◆ TASK STATEMENT
Write every line of the material again exactly, with no pictures in the copy.

• • • • • • •

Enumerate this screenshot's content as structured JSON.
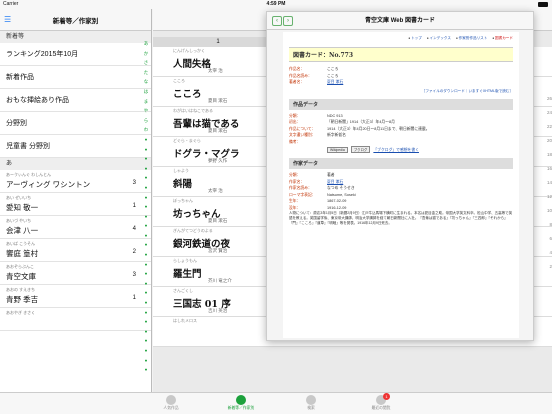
{
  "status": {
    "carrier": "Carrier",
    "time": "4:59 PM"
  },
  "left": {
    "title": "新着等／作家別",
    "section_top": "新着等",
    "menu": [
      "ランキング2015年10月",
      "新着作品",
      "おもな挿絵あり作品",
      "分野別",
      "児童書 分野別"
    ],
    "section_authors": "あ",
    "authors": [
      {
        "kana": "あーゔぃんぐ わしんとん",
        "name": "アーヴィング ワシントン",
        "count": "3"
      },
      {
        "kana": "あい ぜいいち",
        "name": "愛知 敬一",
        "count": "1"
      },
      {
        "kana": "あいづ やいち",
        "name": "会津 八一",
        "count": "4"
      },
      {
        "kana": "あいば こうそん",
        "name": "饗庭 篁村",
        "count": "2"
      },
      {
        "kana": "あおぞらぶんこ",
        "name": "青空文庫",
        "count": "3"
      },
      {
        "kana": "あおの すえきち",
        "name": "青野 季吉",
        "count": "1"
      }
    ],
    "footer_kana": "あおやぎ きさく",
    "index": [
      "あ",
      "か",
      "さ",
      "た",
      "な",
      "は",
      "ま",
      "や",
      "ら",
      "わ",
      "●",
      "●",
      "●",
      "●",
      "●",
      "●",
      "●",
      "●",
      "●",
      "●",
      "●",
      "●",
      "●",
      "●",
      "●",
      "●",
      "●",
      "●",
      "●",
      "●",
      "●",
      "●",
      "●",
      "●",
      "●"
    ]
  },
  "right": {
    "page_number": "1",
    "works": [
      {
        "kana": "にんげんしっかく",
        "title": "人間失格",
        "author": "太宰 治"
      },
      {
        "kana": "こころ",
        "title": "こころ",
        "author": "夏目 漱石"
      },
      {
        "kana": "わがはいはねこである",
        "title": "吾輩は猫である",
        "author": "夏目 漱石"
      },
      {
        "kana": "どぐら・まぐら",
        "title": "ドグラ・マグラ",
        "author": "夢野 久作"
      },
      {
        "kana": "しゃよう",
        "title": "斜陽",
        "author": "太宰 治"
      },
      {
        "kana": "ぼっちゃん",
        "title": "坊っちゃん",
        "author": "夏目 漱石"
      },
      {
        "kana": "ぎんがてつどうのよる",
        "title": "銀河鉄道の夜",
        "author": "宮沢 賢治"
      },
      {
        "kana": "らしょうもん",
        "title": "羅生門",
        "author": "芥川 竜之介"
      },
      {
        "kana": "さんごくし",
        "title": "三国志 01 序",
        "author": "吉川 英治"
      }
    ],
    "last_kana": "はしれメロス",
    "scale": [
      "26",
      "24",
      "22",
      "20",
      "18",
      "16",
      "14",
      "12",
      "10",
      "8",
      "6",
      "4",
      "2"
    ]
  },
  "card": {
    "header": "青空文庫 Web 図書カード",
    "links": [
      "トップ",
      "インデックス",
      "作家別作品リスト",
      "図書カード"
    ],
    "card_title": "図書カード：No.773",
    "work_rows": [
      {
        "k": "作品名：",
        "v": "こころ"
      },
      {
        "k": "作品名読み：",
        "v": "こころ"
      },
      {
        "k": "著者名：",
        "v": "夏目 漱石"
      }
    ],
    "download_links": "［ファイルのダウンロード｜いますぐXHTML版で読む］",
    "section_work": "作品データ",
    "work_data": [
      {
        "k": "分類：",
        "v": "NDC 913"
      },
      {
        "k": "初出：",
        "v": "「朝日新聞」1914（大正3）年4月〜8月"
      },
      {
        "k": "作品について：",
        "v": "1914（大正3）年4月20日〜8月11日まで、朝日新聞に連載。"
      },
      {
        "k": "文字遣い種別：",
        "v": "新字新仮名"
      },
      {
        "k": "備考：",
        "v": ""
      }
    ],
    "wiki_label": "Wikipedia",
    "rating_btn": "ブクログ",
    "review_text": "「ブクログ」で感想を書く",
    "section_author": "作家データ",
    "author_data": [
      {
        "k": "分類：",
        "v": "著者"
      },
      {
        "k": "作家名：",
        "v": "夏目 漱石"
      },
      {
        "k": "作家名読み：",
        "v": "なつめ そうせき"
      },
      {
        "k": "ローマ字表記：",
        "v": "Natsume, Soseki"
      },
      {
        "k": "生年：",
        "v": "1867-02-09"
      },
      {
        "k": "没年：",
        "v": "1916-12-09"
      }
    ],
    "bio": "人物について：慶応3年1月5日（新暦2月9日）江戸牛込馬場下横町に生まれる。本名は夏目金之助。帝国大学英文科卒。松山中学、五高等で英語を教える。英国留学後、東京帝大講師、明治大学講師を経て朝日新聞社に入社。『吾輩は猫である』『坊っちゃん』『三四郎』『それから』『門』『こころ』『道草』『明暗』等を発表。1916年12月9日死去。"
  },
  "tabbar": [
    {
      "label": "人気作品",
      "active": false
    },
    {
      "label": "新着等／作家別",
      "active": true
    },
    {
      "label": "検索",
      "active": false
    },
    {
      "label": "最近の閲覧",
      "active": false,
      "badge": "1"
    }
  ]
}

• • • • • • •

◆ EXERCISE OUTPUT
Enumerate this screenshot's content as structured JSON.
{
  "status": {
    "carrier": "Carrier",
    "time": "4:59 PM"
  },
  "left": {
    "title": "新着等／作家別",
    "section_top": "新着等",
    "menu": [
      "ランキング2015年10月",
      "新着作品",
      "おもな挿絵あり作品",
      "分野別",
      "児童書 分野別"
    ],
    "section_authors": "あ",
    "authors": [
      {
        "kana": "あーゔぃんぐ わしんとん",
        "name": "アーヴィング ワシントン",
        "count": "3"
      },
      {
        "kana": "あい ぜいいち",
        "name": "愛知 敬一",
        "count": "1"
      },
      {
        "kana": "あいづ やいち",
        "name": "会津 八一",
        "count": "4"
      },
      {
        "kana": "あいば こうそん",
        "name": "饗庭 篁村",
        "count": "2"
      },
      {
        "kana": "あおぞらぶんこ",
        "name": "青空文庫",
        "count": "3"
      },
      {
        "kana": "あおの すえきち",
        "name": "青野 季吉",
        "count": "1"
      }
    ],
    "footer_kana": "あおやぎ きさく",
    "index": [
      "あ",
      "か",
      "さ",
      "た",
      "な",
      "は",
      "ま",
      "や",
      "ら",
      "わ",
      "●",
      "●",
      "●",
      "●",
      "●",
      "●",
      "●",
      "●",
      "●",
      "●",
      "●",
      "●",
      "●",
      "●",
      "●",
      "●",
      "●",
      "●",
      "●",
      "●",
      "●",
      "●",
      "●",
      "●",
      "●"
    ]
  },
  "right": {
    "page_number": "1",
    "works": [
      {
        "kana": "にんげんしっかく",
        "title": "人間失格",
        "author": "太宰 治"
      },
      {
        "kana": "こころ",
        "title": "こころ",
        "author": "夏目 漱石"
      },
      {
        "kana": "わがはいはねこである",
        "title": "吾輩は猫である",
        "author": "夏目 漱石"
      },
      {
        "kana": "どぐら・まぐら",
        "title": "ドグラ・マグラ",
        "author": "夢野 久作"
      },
      {
        "kana": "しゃよう",
        "title": "斜陽",
        "author": "太宰 治"
      },
      {
        "kana": "ぼっちゃん",
        "title": "坊っちゃん",
        "author": "夏目 漱石"
      },
      {
        "kana": "ぎんがてつどうのよる",
        "title": "銀河鉄道の夜",
        "author": "宮沢 賢治"
      },
      {
        "kana": "らしょうもん",
        "title": "羅生門",
        "author": "芥川 竜之介"
      },
      {
        "kana": "さんごくし",
        "title": "三国志 01 序",
        "author": "吉川 英治"
      }
    ],
    "last_kana": "はしれメロス",
    "scale": [
      "26",
      "24",
      "22",
      "20",
      "18",
      "16",
      "14",
      "12",
      "10",
      "8",
      "6",
      "4",
      "2"
    ]
  },
  "card": {
    "header": "青空文庫 Web 図書カード",
    "links": [
      "トップ",
      "インデックス",
      "作家別作品リスト",
      "図書カード"
    ],
    "card_title": "図書カード：No.773",
    "work_rows": [
      {
        "k": "作品名：",
        "v": "こころ"
      },
      {
        "k": "作品名読み：",
        "v": "こころ"
      },
      {
        "k": "著者名：",
        "v": "夏目 漱石"
      }
    ],
    "download_links": "［ファイルのダウンロード｜いますぐXHTML版で読む］",
    "section_work": "作品データ",
    "work_data": [
      {
        "k": "分類：",
        "v": "NDC 913"
      },
      {
        "k": "初出：",
        "v": "「朝日新聞」1914（大正3）年4月〜8月"
      },
      {
        "k": "作品について：",
        "v": "1914（大正3）年4月20日〜8月11日まで、朝日新聞に連載。"
      },
      {
        "k": "文字遣い種別：",
        "v": "新字新仮名"
      },
      {
        "k": "備考：",
        "v": ""
      }
    ],
    "wiki_label": "Wikipedia",
    "rating_btn": "ブクログ",
    "review_text": "「ブクログ」で感想を書く",
    "section_author": "作家データ",
    "author_data": [
      {
        "k": "分類：",
        "v": "著者"
      },
      {
        "k": "作家名：",
        "v": "夏目 漱石"
      },
      {
        "k": "作家名読み：",
        "v": "なつめ そうせき"
      },
      {
        "k": "ローマ字表記：",
        "v": "Natsume, Soseki"
      },
      {
        "k": "生年：",
        "v": "1867-02-09"
      },
      {
        "k": "没年：",
        "v": "1916-12-09"
      }
    ],
    "bio": "人物について：慶応3年1月5日（新暦2月9日）江戸牛込馬場下横町に生まれる。本名は夏目金之助。帝国大学英文科卒。松山中学、五高等で英語を教える。英国留学後、東京帝大講師、明治大学講師を経て朝日新聞社に入社。『吾輩は猫である』『坊っちゃん』『三四郎』『それから』『門』『こころ』『道草』『明暗』等を発表。1916年12月9日死去。"
  },
  "tabbar": [
    {
      "label": "人気作品",
      "active": false
    },
    {
      "label": "新着等／作家別",
      "active": true
    },
    {
      "label": "検索",
      "active": false
    },
    {
      "label": "最近の閲覧",
      "active": false,
      "badge": "1"
    }
  ]
}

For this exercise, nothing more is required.